  1. Sasha says:

    Excellent article.

  2. Nate says:

    An astute article. Two responses/points:

    1. The big story really is the purchase price. It’s easy to explain why Facebook would want to acquire Instagram. It’s much, much harder to explain why they would pay so much for it.

    2. Regarding the App Store, Instagram’s meteoric rise reveals how deficiencies in the “discovery barrier” are distorting the marketplace. Apple has evidently decided not to invest a lot of resources in reviewing apps and finding the diamonds in the rough. That’s their choice, but what’s really surprising is that no third party has taken up the slack. Sure, there are lots of app review sites out there, but the vast majority are pretty mediocre and to my knowledge no one has risen out of the pack. As a result, consumers are left floundering around and relying on the App Store, which is very weak.

  3. Wade RoushWade Roush says:

    Nate: Thanks for your comment. To respond to your responses…

    1. I agree that there’s probably an interesting story behind Facebook’s willingness to pay what, to the rest of the world, seems like an insane price. But I guess I see it mainly as one of those bizarre, bubbly things that happen when people invent cash machines.

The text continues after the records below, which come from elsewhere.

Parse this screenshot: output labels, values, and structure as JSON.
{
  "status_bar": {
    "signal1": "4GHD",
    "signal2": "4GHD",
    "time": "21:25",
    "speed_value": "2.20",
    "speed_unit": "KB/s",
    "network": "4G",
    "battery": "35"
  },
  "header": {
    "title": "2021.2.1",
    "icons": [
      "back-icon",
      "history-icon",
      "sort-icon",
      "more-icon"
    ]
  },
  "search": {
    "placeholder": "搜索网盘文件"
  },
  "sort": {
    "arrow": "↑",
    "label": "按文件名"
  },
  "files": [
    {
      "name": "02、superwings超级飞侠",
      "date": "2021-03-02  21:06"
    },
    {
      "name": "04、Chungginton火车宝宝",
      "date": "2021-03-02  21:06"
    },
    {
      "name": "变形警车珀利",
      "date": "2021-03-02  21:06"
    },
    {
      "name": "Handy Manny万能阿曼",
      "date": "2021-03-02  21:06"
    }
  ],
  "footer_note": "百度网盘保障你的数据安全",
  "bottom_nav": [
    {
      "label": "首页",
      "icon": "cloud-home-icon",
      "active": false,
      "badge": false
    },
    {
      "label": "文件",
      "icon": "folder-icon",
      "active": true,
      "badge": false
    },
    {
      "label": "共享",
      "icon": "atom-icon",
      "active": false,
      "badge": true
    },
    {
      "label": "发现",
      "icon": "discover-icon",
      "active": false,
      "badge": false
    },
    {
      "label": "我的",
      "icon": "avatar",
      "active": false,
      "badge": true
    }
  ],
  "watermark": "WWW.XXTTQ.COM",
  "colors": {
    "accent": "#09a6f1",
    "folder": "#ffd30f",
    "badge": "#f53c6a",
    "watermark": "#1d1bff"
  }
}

    2. You’re absolutely right that the iTunes App Store is horribly broken from the standpoint of anyone trying to discover good apps. I was trying to make the point that Instagram was one of the lucky and/or skillful companies that figured out how to exploit the parts of the ecosystem that do work well for the anointed few — the top app lists, the “new & noteworthy” lists, etc. For companies like Instagram, the deficiencies and distortions in the marketplace turn out to be great competitive “moats.”